“In order to uphold Volvo Penta’s quality standard and maintain the good reputation we have in the marine leisure segment, Krossholmen has an incredibly important responsibility resting on its shoulders,” Klas observes. “Every product Volvo Penta releases has to work perfectly; there is no room for error.”
Charged with testing all of Volvo Penta’s offerings — including drives and propellers, engines, EVC options, the glass cockpit, and Volvo Penta IPS — Krossholmen puts this vast range of products through several rigorous testing phases in order to comply with Volvo Penta’s quality standards.
A common testing method performed at Krossholmen is the endurance assessment — over a set number of hours, the engine is repeatedly tested and analyzed in order to help the mechanics, engineers and technicians detect small faults in the system. This lengthy testing method can take several months to complete and is either be carried out in a test cell at the center or on the open water.
The center currently owns around 15 test boats, all of which are periodically refitted with the equipment soon scheduled for testing. These vessels act as empty shells, into which various engines, drives or EVC options are inserted, tested, analyzed, removed, and then replaced.
Getting down to business
Demo boats are also key to the day-to-day business at Krossholmen. These boats are fitted with Volvo Penta’s latest products and act as a hands-on demonstration tool when customers and dealers visit the facility.
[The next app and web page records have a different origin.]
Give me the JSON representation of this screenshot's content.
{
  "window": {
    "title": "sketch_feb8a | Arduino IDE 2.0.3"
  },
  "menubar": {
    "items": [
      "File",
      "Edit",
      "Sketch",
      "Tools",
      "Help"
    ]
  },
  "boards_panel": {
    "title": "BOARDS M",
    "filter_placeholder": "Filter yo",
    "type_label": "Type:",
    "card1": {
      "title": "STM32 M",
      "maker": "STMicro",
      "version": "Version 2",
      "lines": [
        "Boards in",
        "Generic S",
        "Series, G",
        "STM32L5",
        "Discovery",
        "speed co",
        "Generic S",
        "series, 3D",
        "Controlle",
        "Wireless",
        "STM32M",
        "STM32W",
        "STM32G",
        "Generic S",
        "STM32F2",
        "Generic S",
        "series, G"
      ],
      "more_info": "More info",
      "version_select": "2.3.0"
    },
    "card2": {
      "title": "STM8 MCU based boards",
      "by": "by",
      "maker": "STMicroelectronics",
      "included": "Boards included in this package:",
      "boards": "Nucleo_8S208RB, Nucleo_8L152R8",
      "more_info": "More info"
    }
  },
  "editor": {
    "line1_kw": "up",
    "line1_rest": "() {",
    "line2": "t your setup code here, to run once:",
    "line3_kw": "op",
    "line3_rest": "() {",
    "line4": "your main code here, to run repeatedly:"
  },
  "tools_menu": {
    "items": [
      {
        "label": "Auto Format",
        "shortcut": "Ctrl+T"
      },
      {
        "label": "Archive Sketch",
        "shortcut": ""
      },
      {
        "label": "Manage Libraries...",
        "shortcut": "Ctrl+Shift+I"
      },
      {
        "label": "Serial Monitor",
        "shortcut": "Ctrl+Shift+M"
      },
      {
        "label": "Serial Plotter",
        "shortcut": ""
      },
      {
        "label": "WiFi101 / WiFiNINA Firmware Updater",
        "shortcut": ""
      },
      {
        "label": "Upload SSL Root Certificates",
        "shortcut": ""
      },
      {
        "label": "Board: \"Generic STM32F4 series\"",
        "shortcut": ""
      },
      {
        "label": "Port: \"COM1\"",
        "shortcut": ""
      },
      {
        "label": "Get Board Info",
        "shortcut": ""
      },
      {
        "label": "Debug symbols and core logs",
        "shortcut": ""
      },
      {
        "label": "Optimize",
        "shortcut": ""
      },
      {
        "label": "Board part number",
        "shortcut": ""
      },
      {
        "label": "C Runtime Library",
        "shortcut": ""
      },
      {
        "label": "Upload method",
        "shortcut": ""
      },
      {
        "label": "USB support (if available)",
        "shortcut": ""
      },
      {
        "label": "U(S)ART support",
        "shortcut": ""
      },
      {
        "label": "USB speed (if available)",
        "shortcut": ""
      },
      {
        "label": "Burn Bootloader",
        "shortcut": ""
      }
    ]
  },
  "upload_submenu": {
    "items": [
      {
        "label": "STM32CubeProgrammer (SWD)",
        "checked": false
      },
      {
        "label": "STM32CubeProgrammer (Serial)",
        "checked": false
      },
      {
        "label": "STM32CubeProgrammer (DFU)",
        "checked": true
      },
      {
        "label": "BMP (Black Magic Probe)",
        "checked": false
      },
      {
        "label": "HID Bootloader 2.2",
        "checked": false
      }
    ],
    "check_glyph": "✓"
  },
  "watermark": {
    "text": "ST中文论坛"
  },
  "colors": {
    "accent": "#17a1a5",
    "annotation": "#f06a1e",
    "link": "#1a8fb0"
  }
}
They are kept at the center for three or four years before being replaced.
“Krossholmen is one of Volvo Penta’s most important sales resources; showing a potential customer the engine or the inboard performance system, instead of simply telling them about it, is an invaluable tool in this industry,” Klas notes. “Our demo boats offer customers a chance to see our top quality products in action, something that would be a lot less feasible without the support of the Krossholmen Test Center.”
The facility’s unique location — on the open water and only minutes away from Volvo Penta’s Gothenburg headquarters — is ideally placed to accommodate visiting customers. The test center also has a seminar room, which Volvo Penta has, in the past, used to host dealer days and other events.
Krossholmen first came into Volvo Penta’s ownership in 1968, and since then it has played a pivotal role in the design and build process of the company’s marine leisure offerings, remaining one the key factors in several of Volvo Penta’s groundbreaking innovations.
Download High resolution images:
Boatlift at Krossholmen >>
Krossholmen test centre >>